Data records Block Start
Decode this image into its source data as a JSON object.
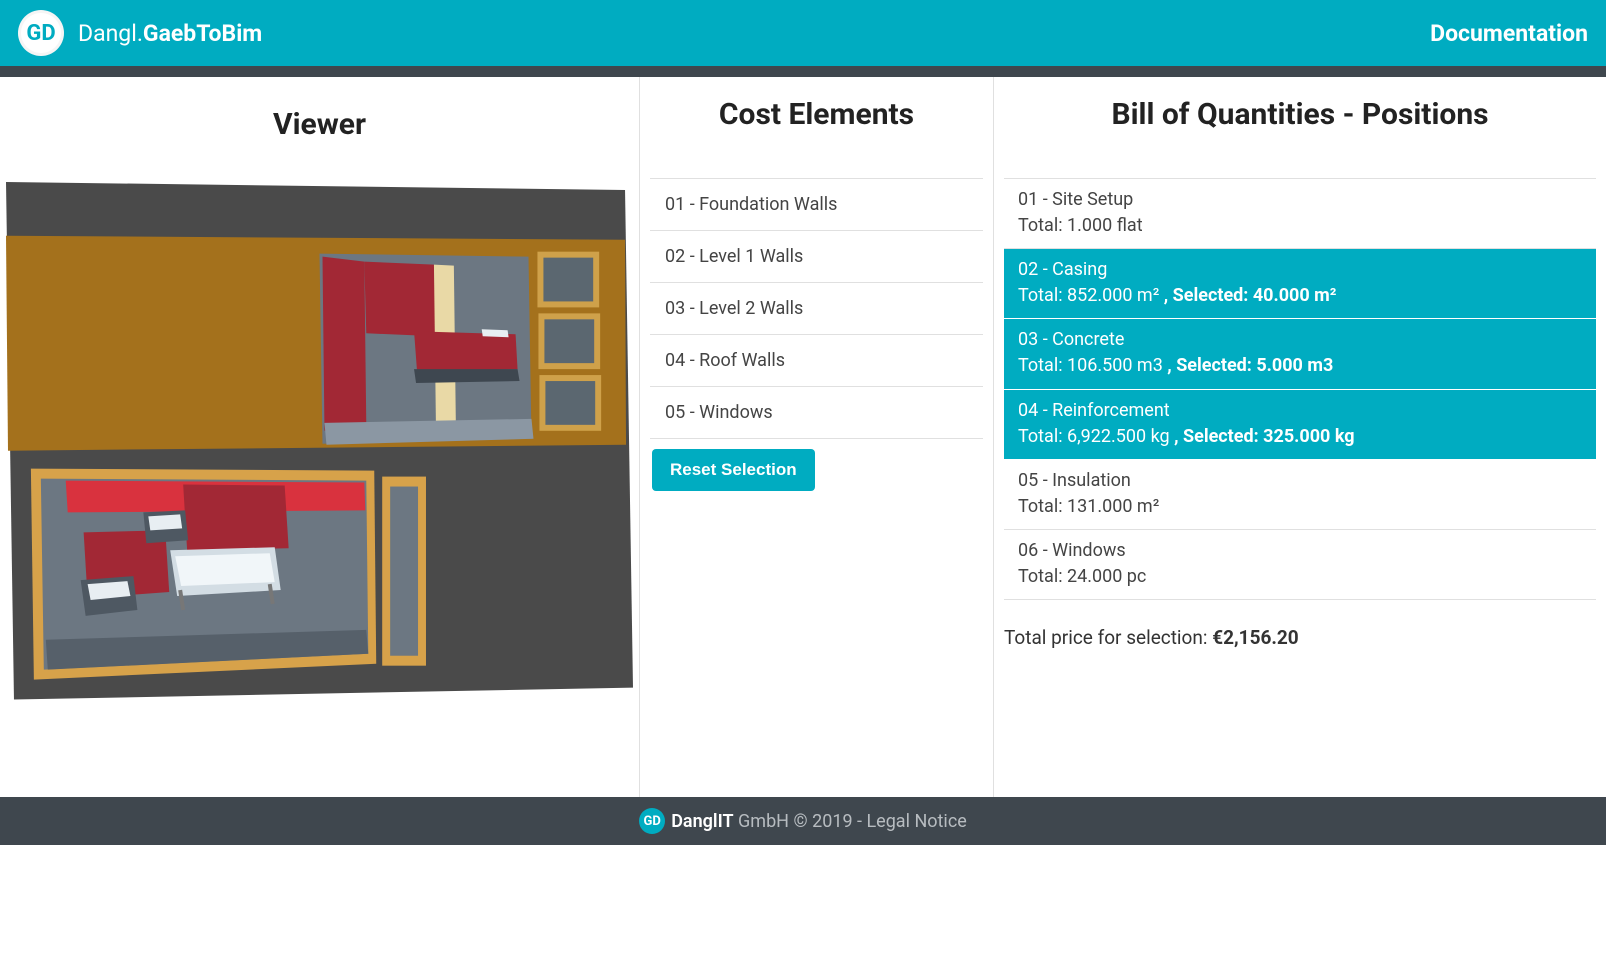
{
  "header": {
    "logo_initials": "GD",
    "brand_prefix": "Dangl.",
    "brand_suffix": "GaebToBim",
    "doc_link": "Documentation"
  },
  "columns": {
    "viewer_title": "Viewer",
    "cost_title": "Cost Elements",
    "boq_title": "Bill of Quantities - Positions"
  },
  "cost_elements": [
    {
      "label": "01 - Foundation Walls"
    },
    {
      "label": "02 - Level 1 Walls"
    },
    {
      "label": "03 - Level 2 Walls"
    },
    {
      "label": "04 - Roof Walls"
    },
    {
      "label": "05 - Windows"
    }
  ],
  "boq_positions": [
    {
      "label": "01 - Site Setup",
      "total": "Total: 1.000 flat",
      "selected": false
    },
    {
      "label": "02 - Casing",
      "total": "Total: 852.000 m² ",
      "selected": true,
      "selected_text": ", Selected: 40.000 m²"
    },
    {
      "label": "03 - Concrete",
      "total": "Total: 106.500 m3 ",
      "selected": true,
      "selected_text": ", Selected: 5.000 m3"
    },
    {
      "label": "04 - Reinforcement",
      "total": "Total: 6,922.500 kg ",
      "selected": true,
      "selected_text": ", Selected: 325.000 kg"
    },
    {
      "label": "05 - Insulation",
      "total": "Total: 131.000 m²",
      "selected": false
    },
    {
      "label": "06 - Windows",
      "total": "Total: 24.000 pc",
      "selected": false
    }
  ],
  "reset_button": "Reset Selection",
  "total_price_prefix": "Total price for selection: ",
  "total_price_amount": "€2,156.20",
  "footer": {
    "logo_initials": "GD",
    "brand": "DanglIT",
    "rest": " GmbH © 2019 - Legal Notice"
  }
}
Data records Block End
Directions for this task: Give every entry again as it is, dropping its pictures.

Answer to this exercise:
Decode this image into its source data as a JSON object.
{
  "header": {
    "logo_initials": "GD",
    "brand_prefix": "Dangl.",
    "brand_suffix": "GaebToBim",
    "doc_link": "Documentation"
  },
  "columns": {
    "viewer_title": "Viewer",
    "cost_title": "Cost Elements",
    "boq_title": "Bill of Quantities - Positions"
  },
  "cost_elements": [
    {
      "label": "01 - Foundation Walls"
    },
    {
      "label": "02 - Level 1 Walls"
    },
    {
      "label": "03 - Level 2 Walls"
    },
    {
      "label": "04 - Roof Walls"
    },
    {
      "label": "05 - Windows"
    }
  ],
  "boq_positions": [
    {
      "label": "01 - Site Setup",
      "total": "Total: 1.000 flat",
      "selected": false
    },
    {
      "label": "02 - Casing",
      "total": "Total: 852.000 m² ",
      "selected": true,
      "selected_text": ", Selected: 40.000 m²"
    },
    {
      "label": "03 - Concrete",
      "total": "Total: 106.500 m3 ",
      "selected": true,
      "selected_text": ", Selected: 5.000 m3"
    },
    {
      "label": "04 - Reinforcement",
      "total": "Total: 6,922.500 kg ",
      "selected": true,
      "selected_text": ", Selected: 325.000 kg"
    },
    {
      "label": "05 - Insulation",
      "total": "Total: 131.000 m²",
      "selected": false
    },
    {
      "label": "06 - Windows",
      "total": "Total: 24.000 pc",
      "selected": false
    }
  ],
  "reset_button": "Reset Selection",
  "total_price_prefix": "Total price for selection: ",
  "total_price_amount": "€2,156.20",
  "footer": {
    "logo_initials": "GD",
    "brand": "DanglIT",
    "rest": " GmbH © 2019 - Legal Notice"
  }
}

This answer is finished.